For your confidential information, though the Department, in proposing a treaty with Peru, is influenced chiefly by its policy of concluding with other countries generally treaties containing the unconditional most-favored-nation clause, you are nevertheless desired to use especial diligence in seeking a favorable response from the Peruvian Government in order to forestall any efforts that other countries may be planning to make for the purpose of interposing in South America arrangements based upon special privilege—a policy wholly antagonistic to the policy of equality of treatment which the United States is undertaking to promote. You may recall in this connection that in 1923 this Government renounced the preferential customs treatment which certain American products had been receiving in Brazil and requested instead a pledge of equal footing with other countries in the Brazilian market.8

For your further confidential information and guidance, the Department was informed some time ago that there was a, movement on [Page 596]the part of Spain to seek from the countries of Latin America special commercial concessions in return for certain advantages to be accorded to their commerce in Spain. In this connection see the Department’s circular instruction dated April 19, 1926.9
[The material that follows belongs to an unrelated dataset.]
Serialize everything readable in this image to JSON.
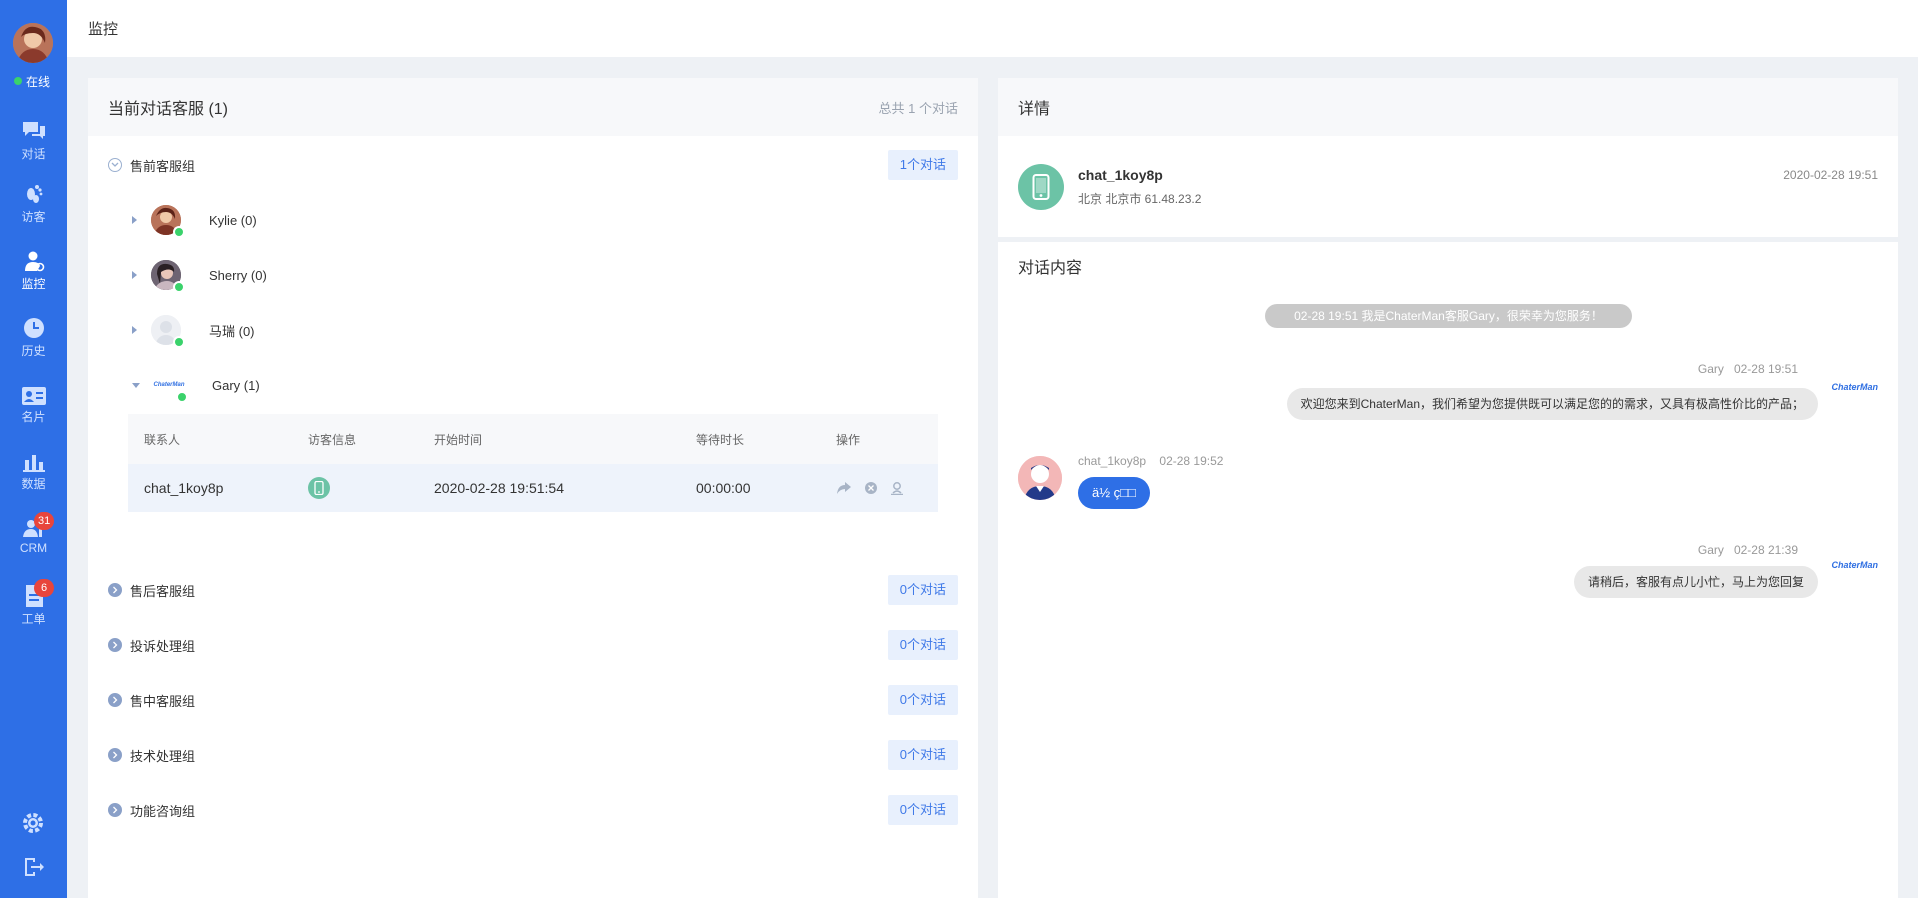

The Department either has transmitted or expects at an early date to transmit instructions, similar to the present instruction, to the American missions in the other South American capitals except Ecuador, the political regime now functioning in which is not recognized by the United States, and, at least for the present, Panama, with which an important treaty of a different kind still remains pending.10

I am [etc.]

Frank B. Kellogg
  1. See Foreign Relations, 1923, vol. i, pp. 121 ff.
  2. 42 Stat. 858, 944.
  3. For treaties and modi vivendi referred to in this instruction and not cited therein, see footnotes to similar instruction, No. 1162, Aug. 21, 1926, to the Ambassador in Brazil, Foreign Relations, 1926, vol. i, p. 569.
  4. Ibid., 1923, vol. ii, p. 29.
  5. See Foreign Relations, 1919, vol. i, p. 45, footnote 47; Malloy, Treaties, 1910–1923, vol. iii, p. 2800.
  6. Malloy, Treaties, 1776–1909, vol. ii, p. 1431.
  7. Ibid., pp. 1414, 1415.
  8. See Foreign Relations, 1923, vol. i, pp. 453 ff.
  9. Not printed.
  10. i. e., the unperfected treaty between the United States and Panama, signed July 28, 1926. See ante, pp. 484 ff.; also Foreign Relations, 1926, vol. ii, pp. 828 ff.